Start of STORED DATA

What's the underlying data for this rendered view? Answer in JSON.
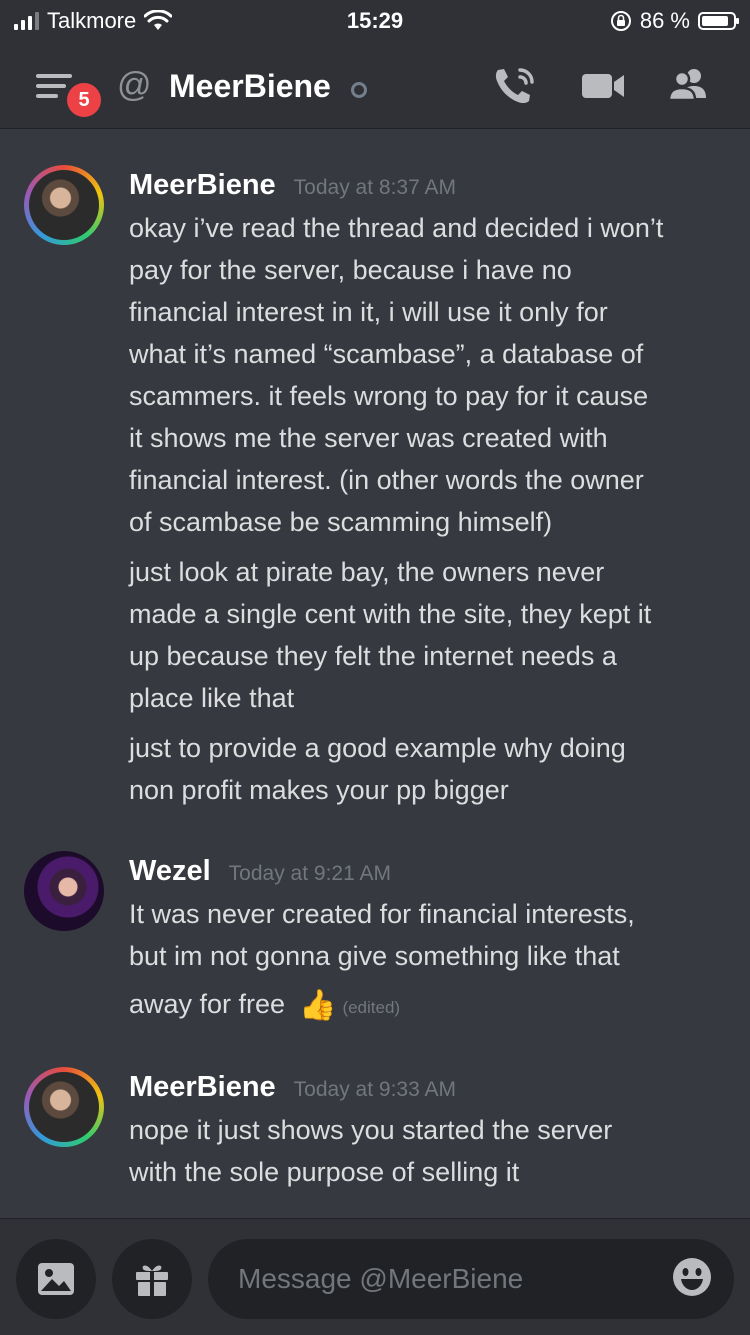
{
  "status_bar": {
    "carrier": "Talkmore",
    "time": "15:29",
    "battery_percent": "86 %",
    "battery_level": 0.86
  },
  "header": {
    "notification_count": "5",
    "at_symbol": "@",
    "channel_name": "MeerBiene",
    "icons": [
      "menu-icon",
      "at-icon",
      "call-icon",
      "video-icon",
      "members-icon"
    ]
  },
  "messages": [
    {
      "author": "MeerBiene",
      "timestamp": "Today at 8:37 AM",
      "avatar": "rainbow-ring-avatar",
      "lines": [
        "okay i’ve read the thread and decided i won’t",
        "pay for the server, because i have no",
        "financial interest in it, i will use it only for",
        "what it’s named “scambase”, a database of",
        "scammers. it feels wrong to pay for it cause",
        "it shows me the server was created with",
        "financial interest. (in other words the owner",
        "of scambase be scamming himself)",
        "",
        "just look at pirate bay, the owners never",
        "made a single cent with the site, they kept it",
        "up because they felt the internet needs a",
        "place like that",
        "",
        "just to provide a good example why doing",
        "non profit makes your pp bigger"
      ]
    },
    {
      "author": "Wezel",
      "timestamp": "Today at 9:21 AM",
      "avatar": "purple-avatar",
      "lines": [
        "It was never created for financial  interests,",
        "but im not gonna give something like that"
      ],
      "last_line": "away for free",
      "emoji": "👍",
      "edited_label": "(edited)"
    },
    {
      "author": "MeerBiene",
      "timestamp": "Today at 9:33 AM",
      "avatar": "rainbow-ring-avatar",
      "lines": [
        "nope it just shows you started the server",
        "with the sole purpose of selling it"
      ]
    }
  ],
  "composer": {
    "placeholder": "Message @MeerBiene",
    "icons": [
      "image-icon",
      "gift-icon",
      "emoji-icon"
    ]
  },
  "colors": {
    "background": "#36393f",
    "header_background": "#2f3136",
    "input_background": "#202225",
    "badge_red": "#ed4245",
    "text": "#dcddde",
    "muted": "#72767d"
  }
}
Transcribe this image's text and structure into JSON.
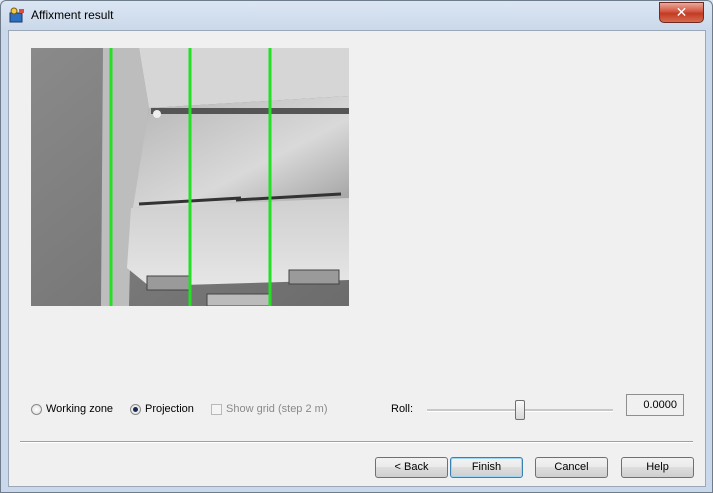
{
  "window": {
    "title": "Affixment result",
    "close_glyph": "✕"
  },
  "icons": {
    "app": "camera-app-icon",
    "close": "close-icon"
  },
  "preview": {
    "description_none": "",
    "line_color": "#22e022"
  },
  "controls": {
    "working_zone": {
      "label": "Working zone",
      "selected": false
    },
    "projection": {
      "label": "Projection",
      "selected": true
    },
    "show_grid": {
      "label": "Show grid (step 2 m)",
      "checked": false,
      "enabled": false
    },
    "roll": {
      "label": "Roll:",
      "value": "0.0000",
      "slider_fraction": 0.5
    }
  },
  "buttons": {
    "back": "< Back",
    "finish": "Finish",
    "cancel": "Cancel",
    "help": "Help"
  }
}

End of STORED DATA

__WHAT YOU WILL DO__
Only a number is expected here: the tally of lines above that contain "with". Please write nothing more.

__EXPECTED ANSWER__
3